The cooperation agreement between Blazer and the US Attorney's Office in Brooklyn, New York - which was signed in November 2013 - was made public Monday following a ruling by a federal judge.
It outlined deals between Blazer and US authorities which went back as far as December 2011 - including agreements for the soccer functionary to turn over documents to investigators, participate in undercover activities and testify at trial - in exchange for more leniencies at sentencing.
Media outlets had requested to reveal the document following the May indictment of nine current and former FIFA officials as well as five corporate executives in a US probe into corruption in world soccer's governing body.

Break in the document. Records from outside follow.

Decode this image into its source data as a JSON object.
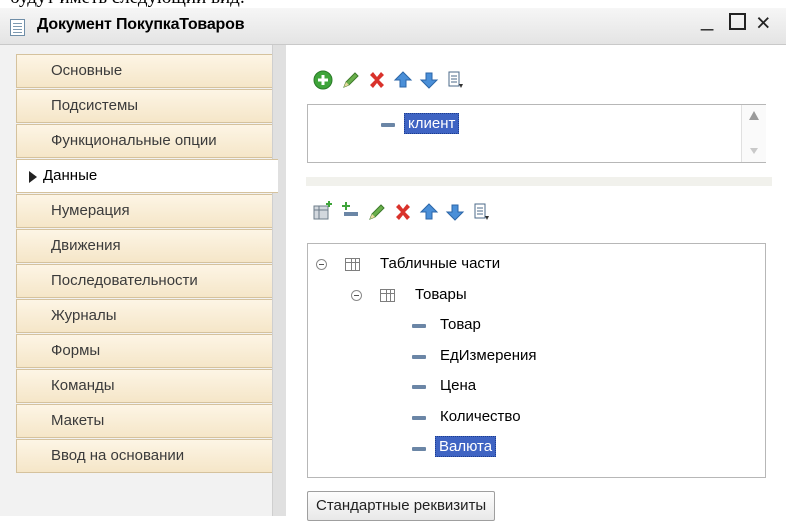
{
  "top_fragment": "будут иметь следующий вид:",
  "window": {
    "title": "Документ ПокупкаТоваров",
    "minimize_label": "_",
    "close_label": "×"
  },
  "sidebar": {
    "items": [
      {
        "label": "Основные"
      },
      {
        "label": "Подсистемы"
      },
      {
        "label": "Функциональные опции"
      },
      {
        "label": "Данные",
        "active": true
      },
      {
        "label": "Нумерация"
      },
      {
        "label": "Движения"
      },
      {
        "label": "Последовательности"
      },
      {
        "label": "Журналы"
      },
      {
        "label": "Формы"
      },
      {
        "label": "Команды"
      },
      {
        "label": "Макеты"
      },
      {
        "label": "Ввод на основании"
      }
    ]
  },
  "attributes": {
    "items": [
      {
        "label": "клиент",
        "selected": true
      }
    ]
  },
  "tabular": {
    "root_label": "Табличные части",
    "group_label": "Товары",
    "items": [
      {
        "label": "Товар"
      },
      {
        "label": "ЕдИзмерения"
      },
      {
        "label": "Цена"
      },
      {
        "label": "Количество"
      },
      {
        "label": "Валюта",
        "selected": true
      }
    ]
  },
  "buttons": {
    "standard_attributes": "Стандартные реквизиты"
  },
  "colors": {
    "selection": "#3f64c3",
    "tab_background": "#f5e6c8",
    "add_green": "#3ea43a",
    "delete_red": "#d9322b",
    "arrow_blue": "#4a8fd8"
  },
  "icons": [
    "add-icon",
    "edit-icon",
    "delete-icon",
    "move-up-icon",
    "move-down-icon",
    "sort-icon",
    "add-table-icon",
    "add-attribute-icon"
  ]
}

Federal prosecutors had opposed making Blazer's agreement public, arguing it would prejudice the investigation and jeopardize the witness' safety. However, that argument was rejected by the judge, Raymond Dearie, who said prosecutors had failed to meet their "high burden" to keep the document sealed.
"The nature of Blazer's cooperation – at least to the extent expressed in his cooperation agreement – should be removed from the shadows," Dearie wrote in a ruling released Monday.
Cooperation and guilty pleas
The agreement included that Blazer would "participate in undercover activities pursuant to the specific instructions of law enforcement agents or this office."
In exchange, authorities said they would not recommend a specific sentence for his crimes and accepted what would amount to a significant reduction in jail time. Blazer secretly pleaded guilty to 10 charges including wire fraud and money laundering in November 2013. The maximum jail sentences for the counts could have added up to 100 years.
Blazer, now aged 70 and reported to be in poor health, had been a member of FIFA's executive committee from 1997 to 2013 and was general secretary of CONCACAF, soccer's governing body in North and Central America and the Caribbean, from 1990 to 2011.
According to US officials, his cooperation helped build a complex corruption case that has led to charges against top FIFA figures and prompted FIFA President Sepp Blatter to announce he would step down – just days after his re-election.
Handshake initiative canned
In another blow to FIFA's prestige, the Nobel Peace Center in Oslo has said it's ending its cooperation with the organization in the "Handshake for Peace" initiative. Blatter had been an enthusiastic supporter of the campaign.
se/jil (AP, Reuters, AFP)